Considering the volatility of the region, a concerted report has been released by the International Labour Organization and the United Nations Development Programme examining the marketing trends and structures caused by the introduction of economic liberalization, in the past decades upto the Arab Spring of 2011. It examines labour supply, its impact on employment , social protection and social dialogue. It also presents policy recommendations to governments, employees and employers in the region. Below is the summary of the report.
POLITICAL AND ECONOMIC LESSONS TO BE LEARNT FROM THE ARAB UPRISING :
Over the past 20 years, Arab incomes have been among the lowest in the world, while effective governance declined. It also accounted for least freedom of expression and government accountability . Poor economic policies with bad governance led to flawed employment creation. Arab citizens in the process , traded political freedom for government jobs, public services, subsidies, low taxes and hand outs.
Despite pro market reforms and privatization in Arab states in the 1990s, the private sector failed to produce enough profits that benefited the broader economy. States lacked profound trade, financial foreign investment policies, developed capital markets and institutional reforms.
Privatisation was done without regard for income concentration outcomes.
Government spending was inefficient and ill designed.
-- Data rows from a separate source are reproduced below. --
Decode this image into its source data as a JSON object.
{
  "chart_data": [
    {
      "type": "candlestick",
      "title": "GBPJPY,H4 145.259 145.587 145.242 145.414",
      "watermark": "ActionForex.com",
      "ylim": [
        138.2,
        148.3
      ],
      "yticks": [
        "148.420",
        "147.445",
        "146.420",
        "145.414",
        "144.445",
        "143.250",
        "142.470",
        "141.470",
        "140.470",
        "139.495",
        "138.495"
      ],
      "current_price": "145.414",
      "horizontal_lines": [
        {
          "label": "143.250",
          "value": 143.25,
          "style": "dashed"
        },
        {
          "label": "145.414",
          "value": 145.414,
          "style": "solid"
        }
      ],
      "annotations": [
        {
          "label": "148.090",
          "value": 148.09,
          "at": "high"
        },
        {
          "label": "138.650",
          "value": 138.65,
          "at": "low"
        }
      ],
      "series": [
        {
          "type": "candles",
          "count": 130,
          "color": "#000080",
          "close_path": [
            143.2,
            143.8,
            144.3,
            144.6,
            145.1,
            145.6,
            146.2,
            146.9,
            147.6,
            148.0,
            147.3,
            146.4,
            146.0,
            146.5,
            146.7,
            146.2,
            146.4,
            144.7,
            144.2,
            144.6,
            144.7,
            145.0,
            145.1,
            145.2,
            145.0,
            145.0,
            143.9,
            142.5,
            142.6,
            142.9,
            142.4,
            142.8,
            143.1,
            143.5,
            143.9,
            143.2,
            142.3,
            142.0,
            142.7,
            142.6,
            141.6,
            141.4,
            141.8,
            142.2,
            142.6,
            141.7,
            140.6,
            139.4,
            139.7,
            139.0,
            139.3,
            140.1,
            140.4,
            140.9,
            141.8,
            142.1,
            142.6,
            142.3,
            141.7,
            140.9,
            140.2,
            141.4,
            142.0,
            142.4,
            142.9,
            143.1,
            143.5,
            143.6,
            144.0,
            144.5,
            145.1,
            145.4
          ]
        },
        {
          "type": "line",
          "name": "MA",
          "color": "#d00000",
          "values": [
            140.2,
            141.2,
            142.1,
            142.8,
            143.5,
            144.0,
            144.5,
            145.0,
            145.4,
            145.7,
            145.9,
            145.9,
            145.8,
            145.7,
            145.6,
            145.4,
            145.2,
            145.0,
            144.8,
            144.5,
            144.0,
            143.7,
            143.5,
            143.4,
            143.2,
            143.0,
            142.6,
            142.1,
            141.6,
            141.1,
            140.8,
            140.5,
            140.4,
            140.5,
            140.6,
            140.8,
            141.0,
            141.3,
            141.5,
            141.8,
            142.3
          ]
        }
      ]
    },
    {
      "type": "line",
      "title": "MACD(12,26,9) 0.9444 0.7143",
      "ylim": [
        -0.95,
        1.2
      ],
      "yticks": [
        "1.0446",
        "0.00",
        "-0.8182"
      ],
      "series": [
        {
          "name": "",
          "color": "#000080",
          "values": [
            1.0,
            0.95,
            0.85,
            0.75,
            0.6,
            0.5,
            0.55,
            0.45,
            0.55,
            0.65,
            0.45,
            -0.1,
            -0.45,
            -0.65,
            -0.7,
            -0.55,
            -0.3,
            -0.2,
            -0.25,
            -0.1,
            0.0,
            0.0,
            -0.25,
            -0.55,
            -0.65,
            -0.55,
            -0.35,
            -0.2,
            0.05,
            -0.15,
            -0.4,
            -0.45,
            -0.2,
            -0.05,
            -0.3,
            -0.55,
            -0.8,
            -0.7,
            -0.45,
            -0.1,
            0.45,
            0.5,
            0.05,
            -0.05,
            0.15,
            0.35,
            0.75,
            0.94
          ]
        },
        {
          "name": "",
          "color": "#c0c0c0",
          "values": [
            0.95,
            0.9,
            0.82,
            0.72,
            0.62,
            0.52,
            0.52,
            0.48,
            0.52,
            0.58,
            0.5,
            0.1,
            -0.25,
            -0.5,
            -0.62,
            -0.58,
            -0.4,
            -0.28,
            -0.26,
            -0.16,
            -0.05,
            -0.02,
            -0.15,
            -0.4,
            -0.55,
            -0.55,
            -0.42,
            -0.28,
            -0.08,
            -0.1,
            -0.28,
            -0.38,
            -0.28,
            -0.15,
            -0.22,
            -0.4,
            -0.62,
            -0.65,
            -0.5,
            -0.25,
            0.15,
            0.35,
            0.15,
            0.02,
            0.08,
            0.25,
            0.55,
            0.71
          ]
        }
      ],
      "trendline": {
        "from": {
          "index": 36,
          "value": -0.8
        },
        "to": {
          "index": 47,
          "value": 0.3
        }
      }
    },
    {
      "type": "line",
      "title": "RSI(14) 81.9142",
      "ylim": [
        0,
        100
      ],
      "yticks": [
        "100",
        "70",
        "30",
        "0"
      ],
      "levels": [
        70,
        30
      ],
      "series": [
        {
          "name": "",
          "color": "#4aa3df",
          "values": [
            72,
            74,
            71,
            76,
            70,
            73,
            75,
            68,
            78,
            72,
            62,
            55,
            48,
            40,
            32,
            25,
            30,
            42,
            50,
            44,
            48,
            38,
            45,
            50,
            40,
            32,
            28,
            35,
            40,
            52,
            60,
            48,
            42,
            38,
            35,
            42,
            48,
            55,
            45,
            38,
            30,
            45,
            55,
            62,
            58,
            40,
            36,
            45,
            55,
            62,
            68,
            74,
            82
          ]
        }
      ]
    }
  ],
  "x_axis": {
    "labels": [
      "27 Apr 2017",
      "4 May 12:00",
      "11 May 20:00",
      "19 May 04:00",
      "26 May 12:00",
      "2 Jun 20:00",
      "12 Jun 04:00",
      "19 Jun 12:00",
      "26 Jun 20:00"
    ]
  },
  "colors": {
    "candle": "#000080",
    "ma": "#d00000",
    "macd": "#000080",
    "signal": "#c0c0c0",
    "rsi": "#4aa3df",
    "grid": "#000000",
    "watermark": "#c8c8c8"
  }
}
Social protection did not support the domestic economy.
Job creation was concentrated in low productivity sectors .Workers were highly educated but the jobs created required low skills. Thus export of skilled workers began.
Though employment increased and poverty was reduced, share of consumption and wage share declined significantly.
Social protection deficits widened. This reduced access to welfare benefits, expenditure cuts, targeting subsidies.
The region had the lowest per capita income, no voice or freedom of expression or accountability. The citizens had no say in policy making and governments remained oblivious to the impact their economic reforms had on society .
Economic growth should ensure quality jobs and working dignity of women and men. This can be done only through effective dialogue between workers, employers and governments.
FUTURE PROSPECTS AND EFFECTIVE POLICY DIRECTION:
-Economic growth in the Arab region until 2015 is projected to be the lowest in the world, next only to Latin America .
-The only way forward is to create an inclusive more sustainable path toward economic growth.
-Macroeconomic policy aimed at productivity gains and increase in wages.
-Inclusive Social dialogue between governments, workers and employers through reform of labour relations .
-Social Protection that includes income and employment security.
-Enhance employment policies and active labour market programmes.
-Provide access to quality education for all income groups and encourage demand driven training according to market needs
-Establish reliable information systems ,better statistical studies and monitor and evaluate adopted policies and programmes.
According to the report, future economic buoyancy in the region rests on good governance alone . This calls for structural and institutional reforms. The report lays emphasis on the fact that political and economic reforms must go hand in hand.
Infographic by RIANOVOSTI showing countries affected by the Arab Spring and their economic snapshot: